--- Source information ---
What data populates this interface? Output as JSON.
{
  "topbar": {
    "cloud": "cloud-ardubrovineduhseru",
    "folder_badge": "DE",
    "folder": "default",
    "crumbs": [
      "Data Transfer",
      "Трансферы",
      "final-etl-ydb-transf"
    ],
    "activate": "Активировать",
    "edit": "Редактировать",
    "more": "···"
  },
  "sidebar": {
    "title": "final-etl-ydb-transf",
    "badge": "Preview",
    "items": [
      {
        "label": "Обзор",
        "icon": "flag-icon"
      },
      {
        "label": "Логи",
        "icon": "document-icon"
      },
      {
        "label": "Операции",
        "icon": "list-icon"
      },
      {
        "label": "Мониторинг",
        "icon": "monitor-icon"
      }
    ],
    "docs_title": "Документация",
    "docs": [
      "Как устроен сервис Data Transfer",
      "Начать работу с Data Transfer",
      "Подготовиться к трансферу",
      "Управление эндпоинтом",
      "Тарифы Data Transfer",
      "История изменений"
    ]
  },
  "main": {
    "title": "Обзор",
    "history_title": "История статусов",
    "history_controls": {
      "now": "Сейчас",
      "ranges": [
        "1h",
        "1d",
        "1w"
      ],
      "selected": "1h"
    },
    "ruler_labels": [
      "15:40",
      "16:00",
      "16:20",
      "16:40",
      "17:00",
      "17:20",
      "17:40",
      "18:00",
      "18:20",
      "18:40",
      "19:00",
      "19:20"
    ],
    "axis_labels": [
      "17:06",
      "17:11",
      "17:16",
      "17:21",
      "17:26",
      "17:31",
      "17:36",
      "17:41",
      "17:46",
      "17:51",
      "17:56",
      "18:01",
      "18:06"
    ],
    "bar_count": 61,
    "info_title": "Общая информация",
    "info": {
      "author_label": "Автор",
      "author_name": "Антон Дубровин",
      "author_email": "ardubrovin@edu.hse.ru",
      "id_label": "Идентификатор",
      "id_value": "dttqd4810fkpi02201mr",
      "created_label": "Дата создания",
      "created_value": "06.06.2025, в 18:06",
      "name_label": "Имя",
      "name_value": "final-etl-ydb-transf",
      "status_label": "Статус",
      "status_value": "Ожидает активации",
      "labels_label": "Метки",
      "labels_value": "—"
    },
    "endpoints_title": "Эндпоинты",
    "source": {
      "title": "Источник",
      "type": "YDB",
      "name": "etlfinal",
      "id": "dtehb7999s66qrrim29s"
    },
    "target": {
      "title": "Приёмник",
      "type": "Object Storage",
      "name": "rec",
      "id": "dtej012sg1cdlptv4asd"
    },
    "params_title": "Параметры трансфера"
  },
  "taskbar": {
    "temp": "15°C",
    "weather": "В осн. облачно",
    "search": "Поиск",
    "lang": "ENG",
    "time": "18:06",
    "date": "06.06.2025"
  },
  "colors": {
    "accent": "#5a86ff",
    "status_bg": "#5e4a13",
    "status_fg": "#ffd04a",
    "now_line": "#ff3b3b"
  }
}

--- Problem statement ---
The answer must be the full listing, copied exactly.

--- Task response ---
What data populates this interface? Output as JSON.
{
  "topbar": {
    "cloud": "cloud-ardubrovineduhseru",
    "folder_badge": "DE",
    "folder": "default",
    "crumbs": [
      "Data Transfer",
      "Трансферы",
      "final-etl-ydb-transf"
    ],
    "activate": "Активировать",
    "edit": "Редактировать",
    "more": "···"
  },
  "sidebar": {
    "title": "final-etl-ydb-transf",
    "badge": "Preview",
    "items": [
      {
        "label": "Обзор",
        "icon": "flag-icon"
      },
      {
        "label": "Логи",
        "icon": "document-icon"
      },
      {
        "label": "Операции",
        "icon": "list-icon"
      },
      {
        "label": "Мониторинг",
        "icon": "monitor-icon"
      }
    ],
    "docs_title": "Документация",
    "docs": [
      "Как устроен сервис Data Transfer",
      "Начать работу с Data Transfer",
      "Подготовиться к трансферу",
      "Управление эндпоинтом",
      "Тарифы Data Transfer",
      "История изменений"
    ]
  },
  "main": {
    "title": "Обзор",
    "history_title": "История статусов",
    "history_controls": {
      "now": "Сейчас",
      "ranges": [
        "1h",
        "1d",
        "1w"
      ],
      "selected": "1h"
    },
    "ruler_labels": [
      "15:40",
      "16:00",
      "16:20",
      "16:40",
      "17:00",
      "17:20",
      "17:40",
      "18:00",
      "18:20",
      "18:40",
      "19:00",
      "19:20"
    ],
    "axis_labels": [
      "17:06",
      "17:11",
      "17:16",
      "17:21",
      "17:26",
      "17:31",
      "17:36",
      "17:41",
      "17:46",
      "17:51",
      "17:56",
      "18:01",
      "18:06"
    ],
    "bar_count": 61,
    "info_title": "Общая информация",
    "info": {
      "author_label": "Автор",
      "author_name": "Антон Дубровин",
      "author_email": "ardubrovin@edu.hse.ru",
      "id_label": "Идентификатор",
      "id_value": "dttqd4810fkpi02201mr",
      "created_label": "Дата создания",
      "created_value": "06.06.2025, в 18:06",
      "name_label": "Имя",
      "name_value": "final-etl-ydb-transf",
      "status_label": "Статус",
      "status_value": "Ожидает активации",
      "labels_label": "Метки",
      "labels_value": "—"
    },
    "endpoints_title": "Эндпоинты",
    "source": {
      "title": "Источник",
      "type": "YDB",
      "name": "etlfinal",
      "id": "dtehb7999s66qrrim29s"
    },
    "target": {
      "title": "Приёмник",
      "type": "Object Storage",
      "name": "rec",
      "id": "dtej012sg1cdlptv4asd"
    },
    "params_title": "Параметры трансфера"
  },
  "taskbar": {
    "temp": "15°C",
    "weather": "В осн. облачно",
    "search": "Поиск",
    "lang": "ENG",
    "time": "18:06",
    "date": "06.06.2025"
  },
  "colors": {
    "accent": "#5a86ff",
    "status_bg": "#5e4a13",
    "status_fg": "#ffd04a",
    "now_line": "#ff3b3b"
  }
}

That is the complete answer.